The Anchorage Assembly will hear an ordinance Tuesday that would ban a controversial practice of conversion therapy for minors.
The ordinance would prohibit licensed medical professionals from therapy designed to change minors’ sexual orientation or gender identity.
One of the sponsors, assemblyman Chris Constant, says that what are called “reparative” or “conversion” therapies have been shown to be ineffective. They can also cause increases in suicide rates and mental health problems.
“All of the professional counseling disciplines, including psychiatrists, psychologists, social workers, professional counselors all say ‘don’t do this practice, it is harmful,’” he said.
Constant says he has heard of conversion therapies happening in Anchorage but until the assembly received a letter from a local practitioner, he wasn’t sure who was doing it. That person was Dr. Art Mathias who is the founder of Wellspring Ministries. Mathias, who is not licensed by the state of Alaska because he says it would prevent him from doing his type of Biblical-based counseling, says that the ordinance is written too broadly.
“It talks about licensed people, but it also talks about anybody that’s been professionally trained. It’s extremely poorly written — very vague, and probably purposely so,” he said.
The ordinance does define the providers as anybody licensed for a variety of mental health services, though it doesn’t specify who provides that license. It also defines providers as “a person who performs counseling as part of the person’s professional training.” Constant said that he believes unlicensed practitioners are not regulated under the ordinance.
Mathias says that he believes that being gay is connected to childhood sexual abuse and epigenetic factors. He says that many clients he has seen have had their same-sex attractions stop once they learn to forgive their abusers.
“‘Even Freud thought that it was always an abuse situation in their childhood that led people into these lifestyles,” he said.

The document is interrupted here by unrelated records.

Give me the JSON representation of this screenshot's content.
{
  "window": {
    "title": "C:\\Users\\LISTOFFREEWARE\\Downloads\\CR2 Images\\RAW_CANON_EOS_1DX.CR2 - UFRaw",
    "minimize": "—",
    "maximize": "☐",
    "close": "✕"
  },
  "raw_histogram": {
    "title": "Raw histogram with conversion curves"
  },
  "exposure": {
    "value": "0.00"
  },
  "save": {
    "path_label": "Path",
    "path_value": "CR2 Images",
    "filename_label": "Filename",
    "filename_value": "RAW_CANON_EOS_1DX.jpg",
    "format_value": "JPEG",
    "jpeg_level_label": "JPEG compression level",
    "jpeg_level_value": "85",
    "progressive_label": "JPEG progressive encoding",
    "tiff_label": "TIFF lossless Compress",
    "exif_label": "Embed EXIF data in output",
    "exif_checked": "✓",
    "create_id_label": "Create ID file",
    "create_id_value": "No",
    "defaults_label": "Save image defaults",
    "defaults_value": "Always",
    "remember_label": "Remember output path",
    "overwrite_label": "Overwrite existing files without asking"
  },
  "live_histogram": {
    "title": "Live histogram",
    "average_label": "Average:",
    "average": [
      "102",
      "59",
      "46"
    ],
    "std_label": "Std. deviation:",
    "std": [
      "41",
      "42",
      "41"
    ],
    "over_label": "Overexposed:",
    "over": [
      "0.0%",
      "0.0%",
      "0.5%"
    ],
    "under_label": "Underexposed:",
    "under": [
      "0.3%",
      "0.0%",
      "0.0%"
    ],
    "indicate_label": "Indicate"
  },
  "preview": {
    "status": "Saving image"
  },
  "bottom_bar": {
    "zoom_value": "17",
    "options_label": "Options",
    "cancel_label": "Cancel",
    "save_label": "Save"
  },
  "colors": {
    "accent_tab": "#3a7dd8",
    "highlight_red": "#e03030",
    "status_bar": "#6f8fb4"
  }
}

That view is rejected by major mental health authorities in the United States. The American Psychiatric Association, for example, took homosexuality off its list of disorders in the 70s, and says that conversion therapy is “unscientific” and can lead to increased suicidality, depression and anxiety.
Mathias is joined by other conservative Christian groups like the Anchorage Baptist Temple and Alaska Family Action in his opposition to the ordinance.
Still, the ordinance as written allows for such therapies for individuals over 18 to seek out conversion therapists. Constant said that protecting children from psychological harm is the focus.
“What you do when you’re 18 that’s your choice, you know. We don’t allow parents to abuse children. We certainly don’t allow parents to opt for unnecessary surgeries that will permanently change the life of a person,” he said.
The Anchorage Assembly meets at 5 p.m. Tuesday to consider the ordinance.
A previous version of this story misstated the time of the Assembly meeting.